With the idea now planted firmly in my Husband’s head I couldn’t back out now, I couldn’t not try. I couldn’t let the creeping doubts that I’d fail and let my family down consume me this time. We started on an action plan, we made lists, we talked things through. It consumed us and gave us another dimension to our relationship and to our dynamic. Just a month later our website was live and we were taking orders. I still do a little happy dance with every order that comes through.

The most exciting part is where we could take our business. Where it could take us. Keep supporting us and you’ll see what we can achieve.



The Global Organic Textile Standard (GOTS) was developed through collaboration by leading standard setters with the aim of defining requirements that are recognised world-wide and that ensure the organic status of textiles from harvesting of the raw materials through environmentally and socially responsible manufacturing all the way to labelling in order to provide credible assurance to the consumer.

Since its introduction in 2006 the Global Organic Textile Standard has already demonstrated its practical feasibility. Supported by the growth in consumption of organic fibres and by the remarkable demand for unified processing criteria from the industry and retail sector, it has gained universal recognition, enabling processors and manufacturers to supply their organic textiles with one certification accepted in all major markets. With the introduction of the logo and labelling system the GOTS is already visible not only on the shelves of natural textile shops but large-scale retailers and brand dealers as well. This is a milestone in consumer recognition and a strong acknowledgement of our reliable quality assurance concept.



Nature's KidsLike many mums, I often got side tracked in the supermarkets by cute dresses, and gorgeous rompers. I would wander round the food aisles choosing our standard brands, a few supermarket own brands (which we are looking at more and more) along with some organic and fair trade products. I do like to think I’m doing my best.

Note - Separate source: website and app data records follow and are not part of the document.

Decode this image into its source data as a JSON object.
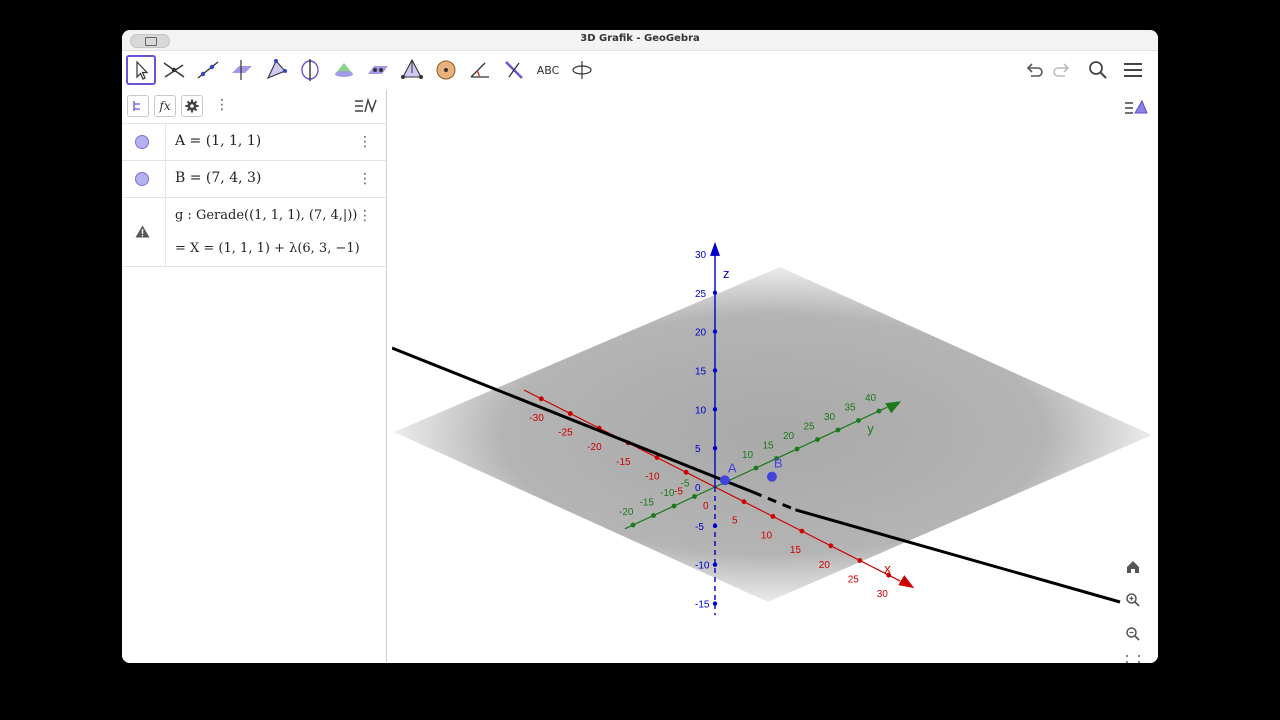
{
  "window": {
    "title": "3D Grafik - GeoGebra"
  },
  "toolbar": {
    "tools": [
      "move",
      "intersect",
      "line",
      "plane",
      "pyramid",
      "rotate",
      "cone",
      "reflect",
      "tetrahedron",
      "sphere",
      "angle",
      "perpendicular",
      "text",
      "view-rotate"
    ],
    "text_tool_label": "ABC"
  },
  "algebra": {
    "rows": [
      {
        "name": "point-a",
        "text": "A = (1, 1, 1)"
      },
      {
        "name": "point-b",
        "text": "B = (7, 4, 3)"
      }
    ],
    "line_def": "g : Gerade((1, 1, 1), (7, 4,|))",
    "line_result": "=  X = (1, 1, 1) + λ(6, 3, −1)"
  },
  "graphics": {
    "axis_labels": {
      "x": "x",
      "y": "y",
      "z": "z"
    },
    "point_labels": {
      "a": "A",
      "b": "B"
    },
    "x_ticks": [
      "-30",
      "-25",
      "-20",
      "-15",
      "-10",
      "-5",
      "0",
      "5",
      "10",
      "15",
      "20",
      "25",
      "30"
    ],
    "y_ticks": [
      "-20",
      "-15",
      "-10",
      "-5",
      "10",
      "15",
      "20",
      "25",
      "30",
      "35",
      "40"
    ],
    "z_ticks": [
      "30",
      "25",
      "20",
      "15",
      "10",
      "5",
      "0",
      "-5",
      "-10",
      "-15"
    ]
  },
  "colors": {
    "accent": "#6557d2",
    "x_axis": "#cc0000",
    "y_axis": "#1a7a1a",
    "z_axis": "#0000cc",
    "point": "#4444dd"
  }
}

In the news, and on TV, we always hear about how fertilisers and chemicals can be harmful, and more importantly how they have been harmful by getting into the ground, the water supply and the food chain. I kind of understand how they can affect human health, and wildlife. So, why don’t I buy organic clothing more often?

We have started to grow our own food, such as herbs, fruit and a few vegetables, with all being organic. This is so we know where some of our food comes from, and our kids learn more about food in general.

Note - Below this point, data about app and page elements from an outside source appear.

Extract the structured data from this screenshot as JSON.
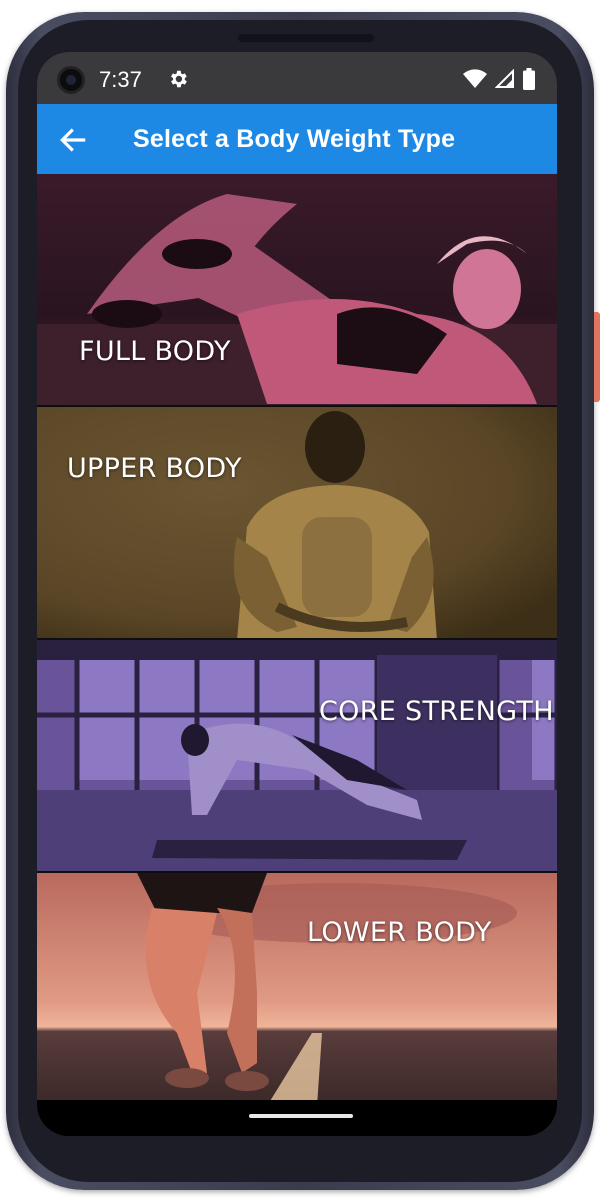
{
  "status_bar": {
    "time": "7:37",
    "icons": [
      "gear-icon",
      "wifi-icon",
      "signal-icon",
      "battery-icon"
    ]
  },
  "app_bar": {
    "title": "Select a Body Weight Type",
    "back_icon": "arrow-left-icon",
    "color": "#1e88e5"
  },
  "categories": [
    {
      "label": "FULL BODY",
      "tint": "#c0587a"
    },
    {
      "label": "UPPER BODY",
      "tint": "#a5844a"
    },
    {
      "label": "CORE STRENGTH",
      "tint": "#7b5fb3"
    },
    {
      "label": "LOWER BODY",
      "tint": "#d98068"
    }
  ]
}
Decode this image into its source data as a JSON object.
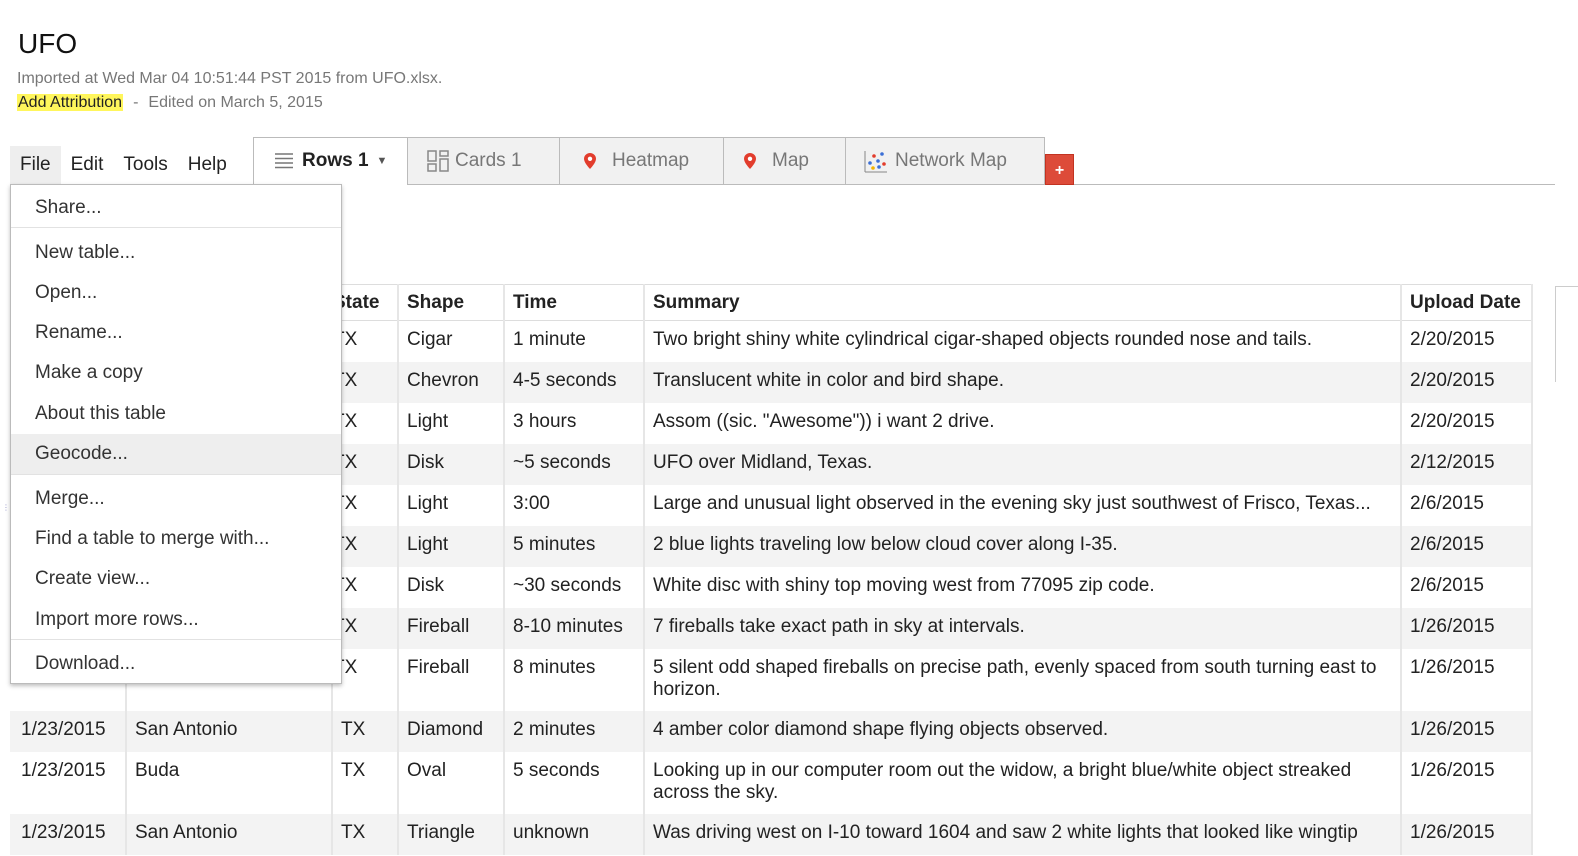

Clothes shopping has always been a struggle. With their dad at work (and myself working part time), and trying to control two kids. It’s always such a rush, filled with looking and touching things, in coffee shops as they are hungry again, picking up leaves and stones, and not actually getting to half the shops I planned to get too (I like to write a list).

We can’t afford to always buy organic clothes, but everything I’ve ever bought which has been organic has lasted years, washed well and been lovely and soft. In my experience organic has always been a really good buy, a good investment really.

Natures Kids was our way of doing something good for our kids, and also to make a difference to other people in our situation. We try to be accommodating as possible as we understand, that not everyone is in the same situation. If I can be helping a mum via messages, while breast feeding, that’s what we do.


Nature's KidsWe hope to create an engaging and fun Blog, which showcases what we believe, and what is happening in the world of children’s organic fashion.

In the mean time. have a look around our online shop at all the vibrant and fun children’s wear brands we have in stock. We believe in stocking brands which are organic aware, as we feel the clothing is better for kids. Get in touch if you want more information, or cant see what you are looking for. We will do all we can to help. www.natureskids.co.uk